Another Security Tip For Twitter: Don't Use "Password" As Your Server Password

With all the chatter about the current security issues surrounding Twitter, its workforce and the cloud-based Google apps they use, a new security issue has popped up that makes it trivially easy for anyone to access the Twitter servers directly. The problem? The password to the servers was, literally, “password.”

Twitter co-founder Biz Stone, responding to our email, said “this bug allowed access to the search product interface only. No personally identifiable user information is accessible on that site.” Although no user accounts were compromised or accessible, the vulnerability speaks to a greater culture of lax security at the startup, and may be indicative of how earlier breaches possibly occurred.

With that in mind, we have some friendly advice for Twitter. For instance, it would be wise if in the future Twitter insiders do not use the password “password” for the back ends of its systems or one of its co-founder’s names (Jack) as a username.

Why do we think this advice could prove helpful? Well without taking this type of precaution, before you know it malicious hackers or just plain mean people who have it in for you could do some serious damage and/or embarrass you in front of all your friends and followers by invading your personal digital territory.

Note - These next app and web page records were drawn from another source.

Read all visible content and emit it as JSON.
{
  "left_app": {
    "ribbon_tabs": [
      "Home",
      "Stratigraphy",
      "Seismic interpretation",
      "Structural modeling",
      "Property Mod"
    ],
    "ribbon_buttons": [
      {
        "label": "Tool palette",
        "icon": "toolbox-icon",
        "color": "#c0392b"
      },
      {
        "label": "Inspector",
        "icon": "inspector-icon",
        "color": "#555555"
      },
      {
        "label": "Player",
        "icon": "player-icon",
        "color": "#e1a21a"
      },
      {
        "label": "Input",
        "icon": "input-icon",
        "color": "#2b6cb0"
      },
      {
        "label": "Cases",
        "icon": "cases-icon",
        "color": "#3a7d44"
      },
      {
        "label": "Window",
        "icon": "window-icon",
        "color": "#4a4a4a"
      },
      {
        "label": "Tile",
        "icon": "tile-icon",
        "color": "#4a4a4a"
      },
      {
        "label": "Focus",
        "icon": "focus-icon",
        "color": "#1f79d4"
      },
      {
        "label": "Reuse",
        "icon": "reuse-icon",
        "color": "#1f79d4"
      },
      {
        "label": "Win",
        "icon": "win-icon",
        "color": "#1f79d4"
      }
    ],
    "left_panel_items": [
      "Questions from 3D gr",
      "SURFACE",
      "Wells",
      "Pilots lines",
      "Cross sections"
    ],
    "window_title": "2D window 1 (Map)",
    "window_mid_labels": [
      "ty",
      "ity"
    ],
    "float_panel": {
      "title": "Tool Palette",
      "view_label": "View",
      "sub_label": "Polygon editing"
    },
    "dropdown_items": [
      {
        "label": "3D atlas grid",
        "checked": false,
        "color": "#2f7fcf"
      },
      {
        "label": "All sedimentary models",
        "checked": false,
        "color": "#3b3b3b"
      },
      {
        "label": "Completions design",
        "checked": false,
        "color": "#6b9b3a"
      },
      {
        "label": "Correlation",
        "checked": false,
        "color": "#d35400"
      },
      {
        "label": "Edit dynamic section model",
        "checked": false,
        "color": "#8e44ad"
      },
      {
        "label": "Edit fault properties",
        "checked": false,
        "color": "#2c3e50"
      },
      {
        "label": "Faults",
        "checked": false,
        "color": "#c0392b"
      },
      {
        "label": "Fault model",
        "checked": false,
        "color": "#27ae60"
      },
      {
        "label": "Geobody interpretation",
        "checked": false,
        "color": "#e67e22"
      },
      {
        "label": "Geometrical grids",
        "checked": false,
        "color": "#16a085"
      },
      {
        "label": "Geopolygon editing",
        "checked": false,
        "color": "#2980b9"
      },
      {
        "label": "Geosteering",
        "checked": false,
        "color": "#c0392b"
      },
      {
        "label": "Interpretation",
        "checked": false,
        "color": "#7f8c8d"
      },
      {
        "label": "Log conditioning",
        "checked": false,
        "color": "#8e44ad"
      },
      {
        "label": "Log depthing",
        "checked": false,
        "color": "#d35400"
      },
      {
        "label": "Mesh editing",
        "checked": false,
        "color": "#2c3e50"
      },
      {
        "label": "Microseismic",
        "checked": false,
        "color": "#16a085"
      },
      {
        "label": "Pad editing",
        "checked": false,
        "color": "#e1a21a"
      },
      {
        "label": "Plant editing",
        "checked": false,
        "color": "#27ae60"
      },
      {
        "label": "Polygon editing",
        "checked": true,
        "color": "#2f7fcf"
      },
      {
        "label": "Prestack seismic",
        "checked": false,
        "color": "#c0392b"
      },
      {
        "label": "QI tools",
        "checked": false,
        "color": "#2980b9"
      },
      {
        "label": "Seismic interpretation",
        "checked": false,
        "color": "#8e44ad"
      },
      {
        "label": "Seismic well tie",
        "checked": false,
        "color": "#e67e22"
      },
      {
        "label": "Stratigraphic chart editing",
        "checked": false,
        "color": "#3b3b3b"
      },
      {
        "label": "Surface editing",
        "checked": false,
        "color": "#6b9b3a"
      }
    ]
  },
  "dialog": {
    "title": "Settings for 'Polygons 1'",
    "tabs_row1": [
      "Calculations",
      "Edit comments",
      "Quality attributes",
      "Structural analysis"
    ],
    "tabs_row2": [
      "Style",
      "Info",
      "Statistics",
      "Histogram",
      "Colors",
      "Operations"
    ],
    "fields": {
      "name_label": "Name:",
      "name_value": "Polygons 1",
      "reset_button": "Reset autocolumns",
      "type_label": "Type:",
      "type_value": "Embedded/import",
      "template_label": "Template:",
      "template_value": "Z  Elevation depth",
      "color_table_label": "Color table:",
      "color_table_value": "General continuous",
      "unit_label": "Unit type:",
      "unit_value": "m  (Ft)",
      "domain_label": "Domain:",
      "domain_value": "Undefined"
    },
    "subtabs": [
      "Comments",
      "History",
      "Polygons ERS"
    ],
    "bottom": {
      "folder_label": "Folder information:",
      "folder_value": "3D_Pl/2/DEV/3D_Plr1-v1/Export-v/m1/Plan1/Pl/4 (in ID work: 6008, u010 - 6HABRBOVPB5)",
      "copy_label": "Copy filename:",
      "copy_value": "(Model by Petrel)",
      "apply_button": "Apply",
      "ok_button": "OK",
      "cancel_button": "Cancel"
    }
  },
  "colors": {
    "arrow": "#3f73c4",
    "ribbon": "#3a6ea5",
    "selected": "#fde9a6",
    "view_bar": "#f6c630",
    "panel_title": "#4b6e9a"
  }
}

Again, for the record, this has absolutely nothing to do with the other security breach we’re publishing ongoing reports about and which Twitter has already publicly responded to. We notified Twitter about this breach as well, and waited until they took action to close it off before posting.

Screen shots below.